• **INFORMATION**:
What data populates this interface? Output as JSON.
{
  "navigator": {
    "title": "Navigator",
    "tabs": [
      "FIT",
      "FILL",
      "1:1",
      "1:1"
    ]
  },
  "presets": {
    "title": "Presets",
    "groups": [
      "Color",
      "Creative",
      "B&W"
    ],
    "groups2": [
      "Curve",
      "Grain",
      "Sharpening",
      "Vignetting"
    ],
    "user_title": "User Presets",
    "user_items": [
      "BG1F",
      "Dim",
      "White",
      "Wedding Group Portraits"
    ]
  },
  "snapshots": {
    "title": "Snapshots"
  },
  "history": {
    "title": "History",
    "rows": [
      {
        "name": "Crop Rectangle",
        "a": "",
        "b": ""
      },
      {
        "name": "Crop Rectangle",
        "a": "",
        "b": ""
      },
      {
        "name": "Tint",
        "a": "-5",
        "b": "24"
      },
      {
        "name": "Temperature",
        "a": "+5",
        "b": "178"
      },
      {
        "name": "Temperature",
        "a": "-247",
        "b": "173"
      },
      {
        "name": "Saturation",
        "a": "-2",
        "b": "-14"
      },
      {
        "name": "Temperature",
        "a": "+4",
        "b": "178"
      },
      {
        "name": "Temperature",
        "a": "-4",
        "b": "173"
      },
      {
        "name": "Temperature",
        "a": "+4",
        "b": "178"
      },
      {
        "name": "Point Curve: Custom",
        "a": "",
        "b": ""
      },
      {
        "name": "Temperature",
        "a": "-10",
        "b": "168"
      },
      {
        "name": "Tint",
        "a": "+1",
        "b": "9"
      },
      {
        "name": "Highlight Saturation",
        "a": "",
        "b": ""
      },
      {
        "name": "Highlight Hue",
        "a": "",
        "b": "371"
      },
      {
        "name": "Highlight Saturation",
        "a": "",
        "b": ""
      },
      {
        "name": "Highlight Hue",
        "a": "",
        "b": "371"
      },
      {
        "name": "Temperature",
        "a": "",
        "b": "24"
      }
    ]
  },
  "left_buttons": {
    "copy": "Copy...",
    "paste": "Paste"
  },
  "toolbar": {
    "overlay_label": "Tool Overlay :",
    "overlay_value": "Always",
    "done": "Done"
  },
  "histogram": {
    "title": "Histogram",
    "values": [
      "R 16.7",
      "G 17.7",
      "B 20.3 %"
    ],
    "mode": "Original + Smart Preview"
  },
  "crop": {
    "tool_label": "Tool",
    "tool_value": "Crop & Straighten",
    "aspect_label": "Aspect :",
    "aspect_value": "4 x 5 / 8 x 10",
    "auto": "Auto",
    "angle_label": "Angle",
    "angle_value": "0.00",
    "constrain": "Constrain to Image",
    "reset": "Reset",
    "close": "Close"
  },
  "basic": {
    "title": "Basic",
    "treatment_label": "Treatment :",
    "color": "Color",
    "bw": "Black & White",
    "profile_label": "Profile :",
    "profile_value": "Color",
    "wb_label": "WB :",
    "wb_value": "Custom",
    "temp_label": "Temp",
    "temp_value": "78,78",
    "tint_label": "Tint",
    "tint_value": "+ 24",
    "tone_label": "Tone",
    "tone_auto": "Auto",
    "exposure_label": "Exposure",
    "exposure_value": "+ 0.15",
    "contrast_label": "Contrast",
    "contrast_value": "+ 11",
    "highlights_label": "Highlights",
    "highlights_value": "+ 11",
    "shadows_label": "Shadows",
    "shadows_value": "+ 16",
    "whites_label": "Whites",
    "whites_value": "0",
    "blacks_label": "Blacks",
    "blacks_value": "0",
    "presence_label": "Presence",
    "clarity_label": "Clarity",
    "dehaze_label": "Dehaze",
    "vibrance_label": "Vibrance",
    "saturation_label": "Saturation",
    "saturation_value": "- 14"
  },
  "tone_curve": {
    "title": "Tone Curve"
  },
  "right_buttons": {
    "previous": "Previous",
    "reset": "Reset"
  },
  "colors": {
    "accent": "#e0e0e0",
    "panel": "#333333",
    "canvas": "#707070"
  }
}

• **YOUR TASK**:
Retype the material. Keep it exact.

• **SOLUTION TO THIS EXERCISE**:
What data populates this interface? Output as JSON.
{
  "navigator": {
    "title": "Navigator",
    "tabs": [
      "FIT",
      "FILL",
      "1:1",
      "1:1"
    ]
  },
  "presets": {
    "title": "Presets",
    "groups": [
      "Color",
      "Creative",
      "B&W"
    ],
    "groups2": [
      "Curve",
      "Grain",
      "Sharpening",
      "Vignetting"
    ],
    "user_title": "User Presets",
    "user_items": [
      "BG1F",
      "Dim",
      "White",
      "Wedding Group Portraits"
    ]
  },
  "snapshots": {
    "title": "Snapshots"
  },
  "history": {
    "title": "History",
    "rows": [
      {
        "name": "Crop Rectangle",
        "a": "",
        "b": ""
      },
      {
        "name": "Crop Rectangle",
        "a": "",
        "b": ""
      },
      {
        "name": "Tint",
        "a": "-5",
        "b": "24"
      },
      {
        "name": "Temperature",
        "a": "+5",
        "b": "178"
      },
      {
        "name": "Temperature",
        "a": "-247",
        "b": "173"
      },
      {
        "name": "Saturation",
        "a": "-2",
        "b": "-14"
      },
      {
        "name": "Temperature",
        "a": "+4",
        "b": "178"
      },
      {
        "name": "Temperature",
        "a": "-4",
        "b": "173"
      },
      {
        "name": "Temperature",
        "a": "+4",
        "b": "178"
      },
      {
        "name": "Point Curve: Custom",
        "a": "",
        "b": ""
      },
      {
        "name": "Temperature",
        "a": "-10",
        "b": "168"
      },
      {
        "name": "Tint",
        "a": "+1",
        "b": "9"
      },
      {
        "name": "Highlight Saturation",
        "a": "",
        "b": ""
      },
      {
        "name": "Highlight Hue",
        "a": "",
        "b": "371"
      },
      {
        "name": "Highlight Saturation",
        "a": "",
        "b": ""
      },
      {
        "name": "Highlight Hue",
        "a": "",
        "b": "371"
      },
      {
        "name": "Temperature",
        "a": "",
        "b": "24"
      }
    ]
  },
  "left_buttons": {
    "copy": "Copy...",
    "paste": "Paste"
  },
  "toolbar": {
    "overlay_label": "Tool Overlay :",
    "overlay_value": "Always",
    "done": "Done"
  },
  "histogram": {
    "title": "Histogram",
    "values": [
      "R 16.7",
      "G 17.7",
      "B 20.3 %"
    ],
    "mode": "Original + Smart Preview"
  },
  "crop": {
    "tool_label": "Tool",
    "tool_value": "Crop & Straighten",
    "aspect_label": "Aspect :",
    "aspect_value": "4 x 5 / 8 x 10",
    "auto": "Auto",
    "angle_label": "Angle",
    "angle_value": "0.00",
    "constrain": "Constrain to Image",
    "reset": "Reset",
    "close": "Close"
  },
  "basic": {
    "title": "Basic",
    "treatment_label": "Treatment :",
    "color": "Color",
    "bw": "Black & White",
    "profile_label": "Profile :",
    "profile_value": "Color",
    "wb_label": "WB :",
    "wb_value": "Custom",
    "temp_label": "Temp",
    "temp_value": "78,78",
    "tint_label": "Tint",
    "tint_value": "+ 24",
    "tone_label": "Tone",
    "tone_auto": "Auto",
    "exposure_label": "Exposure",
    "exposure_value": "+ 0.15",
    "contrast_label": "Contrast",
    "contrast_value": "+ 11",
    "highlights_label": "Highlights",
    "highlights_value": "+ 11",
    "shadows_label": "Shadows",
    "shadows_value": "+ 16",
    "whites_label": "Whites",
    "whites_value": "0",
    "blacks_label": "Blacks",
    "blacks_value": "0",
    "presence_label": "Presence",
    "clarity_label": "Clarity",
    "dehaze_label": "Dehaze",
    "vibrance_label": "Vibrance",
    "saturation_label": "Saturation",
    "saturation_value": "- 14"
  },
  "tone_curve": {
    "title": "Tone Curve"
  },
  "right_buttons": {
    "previous": "Previous",
    "reset": "Reset"
  },
  "colors": {
    "accent": "#e0e0e0",
    "panel": "#333333",
    "canvas": "#707070"
  }
}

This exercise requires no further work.